Acute kidney injury (AKI) is a common post-surgery complication, significantly affecting morbidity and mortality. Recent studies reported that high plasma levels of endogenous ouabain (EO) are associated with worse kidney outcomes after cardiac surgery. Our group demonstrated that EO activity is affected by a missense variant (rs2254524 C → A, Val642Leu) in Lanosterol Synthase (LSS) gene. This work aims to analyze the relationship between this LSS polymorphism and the development of AKI after cardiac surgery.

Methods

1237 patients undergoing elective cardiac surgery were enrolled in the study. For each patient, preoperative biological samples and LSS genotypes were collected. Primary outcome was AKI development according to KDIGO guidelines.
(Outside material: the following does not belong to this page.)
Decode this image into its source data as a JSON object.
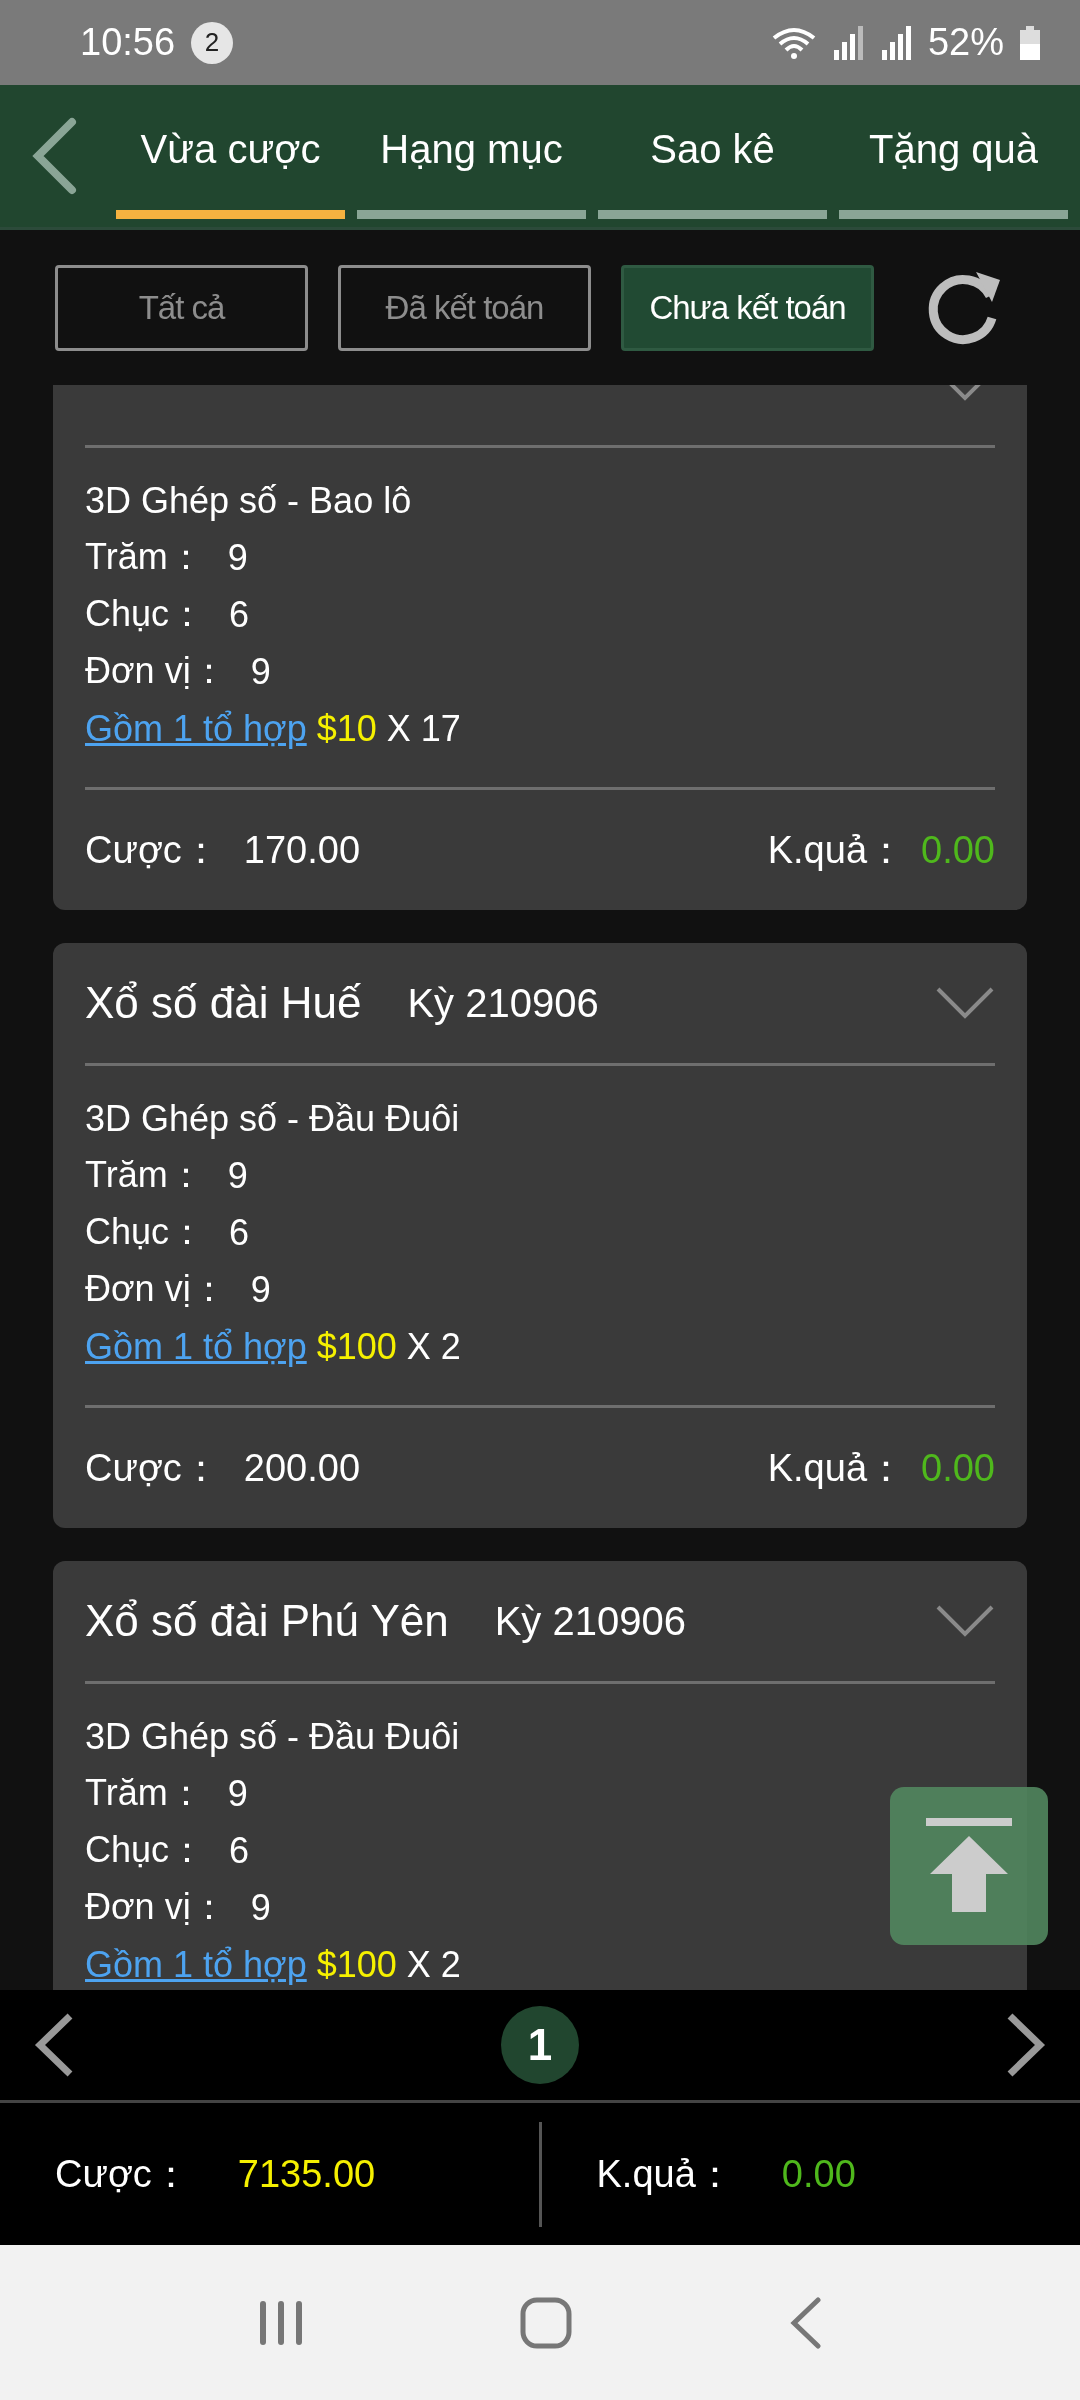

Results

21.4% of patients developed AKI. Different preoperative clinical variables were analyzed, identifying five independent elements significantly correlated to AKI in multivariate logistic regression analysis: age (p<0.001), FE (p=0.005), NYHA class (p<0.001), reoperation (p=0.002) and complex surgical intervention (p< 0.001).
No significant differences were observed between preoperative EO plasma levels and allelic variants of the LSS gene; moreover, patients with the less common A allele were not associated with a more severe preoperative clinical presentation, expressed as EuroScore. LSS minor variants (A) turned out to be significantly associated with the incidence of AKI (AA=29.3%; AC=25.3%; CC=17.2%; X2 p=0.001). This evidence remains significant after correction for covariates associated with AKI previously reported (Log regression p=0.002; RR for AA variant: 2.09 IC95% 1.15-3.78).

Conclusion

Patients with at least one mutated allele of the LSS variant have a higher probability of developing AKI after cardiac surgery.
We think these results could be of interest to further understand cellular mechanisms underlying AKI development.